*Exercise instructions*
All entries should be copied exactly, none left out.

━━━━

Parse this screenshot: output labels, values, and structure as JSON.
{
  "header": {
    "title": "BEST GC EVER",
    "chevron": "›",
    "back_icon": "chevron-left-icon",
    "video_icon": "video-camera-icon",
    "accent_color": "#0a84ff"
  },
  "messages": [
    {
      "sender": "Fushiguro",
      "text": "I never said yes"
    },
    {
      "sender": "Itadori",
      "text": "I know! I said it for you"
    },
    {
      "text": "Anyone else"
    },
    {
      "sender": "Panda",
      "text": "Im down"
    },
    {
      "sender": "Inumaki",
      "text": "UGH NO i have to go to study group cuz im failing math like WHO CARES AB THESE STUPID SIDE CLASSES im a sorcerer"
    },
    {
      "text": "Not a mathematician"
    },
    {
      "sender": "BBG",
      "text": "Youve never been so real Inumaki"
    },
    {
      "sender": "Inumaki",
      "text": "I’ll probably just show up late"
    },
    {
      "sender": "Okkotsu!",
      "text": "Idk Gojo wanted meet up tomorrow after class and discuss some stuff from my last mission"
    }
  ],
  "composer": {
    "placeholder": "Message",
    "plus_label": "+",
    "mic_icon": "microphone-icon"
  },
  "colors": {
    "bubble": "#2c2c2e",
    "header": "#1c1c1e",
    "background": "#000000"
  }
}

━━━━

*Final answer*
Parse this screenshot: output labels, values, and structure as JSON.
{
  "header": {
    "title": "BEST GC EVER",
    "chevron": "›",
    "back_icon": "chevron-left-icon",
    "video_icon": "video-camera-icon",
    "accent_color": "#0a84ff"
  },
  "messages": [
    {
      "sender": "Fushiguro",
      "text": "I never said yes"
    },
    {
      "sender": "Itadori",
      "text": "I know! I said it for you"
    },
    {
      "text": "Anyone else"
    },
    {
      "sender": "Panda",
      "text": "Im down"
    },
    {
      "sender": "Inumaki",
      "text": "UGH NO i have to go to study group cuz im failing math like WHO CARES AB THESE STUPID SIDE CLASSES im a sorcerer"
    },
    {
      "text": "Not a mathematician"
    },
    {
      "sender": "BBG",
      "text": "Youve never been so real Inumaki"
    },
    {
      "sender": "Inumaki",
      "text": "I’ll probably just show up late"
    },
    {
      "sender": "Okkotsu!",
      "text": "Idk Gojo wanted meet up tomorrow after class and discuss some stuff from my last mission"
    }
  ],
  "composer": {
    "placeholder": "Message",
    "plus_label": "+",
    "mic_icon": "microphone-icon"
  },
  "colors": {
    "bubble": "#2c2c2e",
    "header": "#1c1c1e",
    "background": "#000000"
  }
}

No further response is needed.